**Task requirements:** Copy each line from the listing below where the word "alla" shows up.

**Records to process:**
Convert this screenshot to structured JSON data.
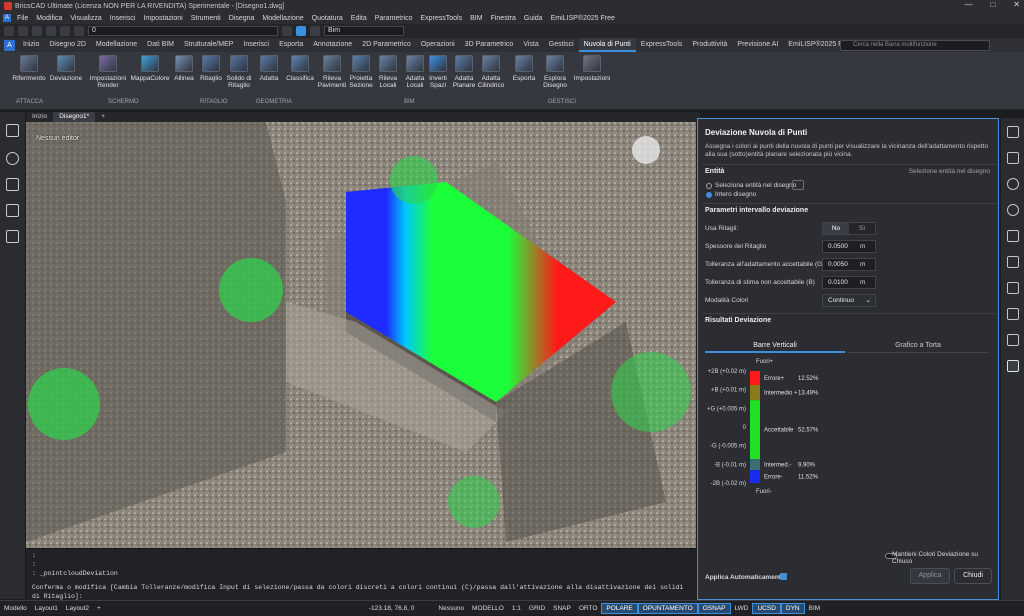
{
  "titlebar": {
    "title": "BricsCAD Ultimate (Licenza NON PER LA RIVENDITA) Sperimentale - [Disegno1.dwg]"
  },
  "menu": [
    "File",
    "Modifica",
    "Visualizza",
    "Inserisci",
    "Impostazioni",
    "Strumenti",
    "Disegna",
    "Modellazione",
    "Quotatura",
    "Edita",
    "Parametrico",
    "ExpressTools",
    "BIM",
    "Finestra",
    "Guida",
    "EmiLISP®2025 Free"
  ],
  "qat": {
    "layer_value": "0",
    "workspace_value": "Bim"
  },
  "ribbon_tabs": [
    "Inizio",
    "Disegno 2D",
    "Modellazione",
    "Dati BIM",
    "Strutturale/MEP",
    "Inserisci",
    "Esporta",
    "Annotazione",
    "2D Parametrico",
    "Operazioni",
    "3D Parametrico",
    "Vista",
    "Gestisci",
    "Nuvola di Punti",
    "ExpressTools",
    "Produttività",
    "Previsione AI",
    "EmiLISP®2025 Free"
  ],
  "ribbon_active": "Nuvola di Punti",
  "search": {
    "placeholder": "Cerca nella Barra multifunzione"
  },
  "ribbon_tools": [
    {
      "label": "Riferimento"
    },
    {
      "label": "Deviazione"
    },
    {
      "label": "Impostazioni Render"
    },
    {
      "label": "MappaColore"
    },
    {
      "label": "Allinea"
    },
    {
      "label": "Ritaglio"
    },
    {
      "label": "Solido di Ritaglio"
    },
    {
      "label": "Adatta"
    },
    {
      "label": "Classifica"
    },
    {
      "label": "Rileva Pavimenti"
    },
    {
      "label": "Proietta Sezione"
    },
    {
      "label": "Rileva Locali"
    },
    {
      "label": "Adatta Locali"
    },
    {
      "label": "Inverti Spazi"
    },
    {
      "label": "Adatta Planare"
    },
    {
      "label": "Adatta Cilindrico"
    },
    {
      "label": "Esporta"
    },
    {
      "label": "Esplora Disegno"
    },
    {
      "label": "Impostazioni"
    }
  ],
  "ribbon_groups": [
    "ATTACCA",
    "SCHERMO",
    "RITAGLIO",
    "GEOMETRIA",
    "BIM",
    "GESTISCI"
  ],
  "doc_tabs": [
    "Inizio",
    "Disegno1*"
  ],
  "viewport": {
    "label": "Nessun editor"
  },
  "command": {
    "lines": [
      ":",
      ":",
      ": _pointcloudDeviation"
    ],
    "prompt_line": "Conferma o modifica [Cambia Tolleranze/modifica Input di selezione/passa da colori discreti a colori continui (C)/passa dall'attivazione alla disattivazione dei solidi di Ritaglio]:"
  },
  "panel": {
    "title": "Deviazione Nuvola di Punti",
    "description": "Assegna i colori ai punti della nuvola di punti per visualizzare la vicinanza dell'adattamento rispetto alla sua (sotto)entità planare selezionata più vicina.",
    "entity_section": "Entità",
    "entity_hint": "Selezione entità nel disegno",
    "radio_select": "Seleziona entità nel disegno",
    "radio_all": "Intero disegno",
    "params_section": "Parametri intervallo deviazione",
    "use_clip_label": "Usa Ritagli:",
    "no_label": "No",
    "yes_label": "Sì",
    "thickness_label": "Spessore del Ritaglio",
    "thickness_value": "0.0500",
    "tol_g_label": "Tolleranza all'adattamento accettabile (G)",
    "tol_g_value": "0.0050",
    "tol_b_label": "Tolleranza di stima non accettabile (B)",
    "tol_b_value": "0.0100",
    "unit": "m",
    "color_mode_label": "Modalità Colori",
    "color_mode_value": "Continuo",
    "results_section": "Risultati Deviazione",
    "tab_bars": "Barre Verticali",
    "tab_pie": "Grafico a Torta",
    "out_top": "Fuori+",
    "out_bottom": "Fuori-",
    "keep_colors_label": "Mantieni Colori Deviazione su Chiuso",
    "auto_apply_label": "Applica Automaticamente",
    "apply_btn": "Applica",
    "close_btn": "Chiudi"
  },
  "chart_data": {
    "type": "bar",
    "categories": [
      "Errore+",
      "Intermedio +",
      "Accettabile",
      "Intermed.-",
      "Errore-"
    ],
    "values": [
      12.52,
      13.49,
      52.57,
      9.9,
      11.52
    ],
    "labels_pct": [
      "12.52%",
      "13.49%",
      "52.57%",
      "9.90%",
      "11.52%"
    ],
    "colors": [
      "#ff1a1a",
      "#8a7a1a",
      "#22e022",
      "#3b6f73",
      "#1a2cf0"
    ],
    "axis_labels": [
      "+2B (+0.02 m)",
      "+B (+0.01 m)",
      "+G (+0.005 m)",
      "0",
      "-G (-0.005 m)",
      "-B (-0.01 m)",
      "-2B (-0.02 m)"
    ]
  },
  "statusbar": {
    "tabs": [
      "Modello",
      "Layout1",
      "Layout2"
    ],
    "coords": "-123.18, 76.8, 0",
    "items": [
      "Nessuno",
      "MODELLO",
      "1:1",
      "GRID",
      "SNAP",
      "ORTO",
      "POLARE",
      "OPUNTAMENTO",
      "OSNAP",
      "LWD",
      "UCSD",
      "DYN",
      "BIM"
    ]
  },
  "colors": {
    "accent": "#3d8fe0",
    "panel_bg": "#2b2d32"
  }
}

**Exercise output:**
    "prompt_line": "Conferma o modifica [Cambia Tolleranze/modifica Input di selezione/passa da colori discreti a colori continui (C)/passa dall'attivazione alla disattivazione dei solidi di Ritaglio]:"
    "description": "Assegna i colori ai punti della nuvola di punti per visualizzare la vicinanza dell'adattamento rispetto alla sua (sotto)entità planare selezionata più vicina.",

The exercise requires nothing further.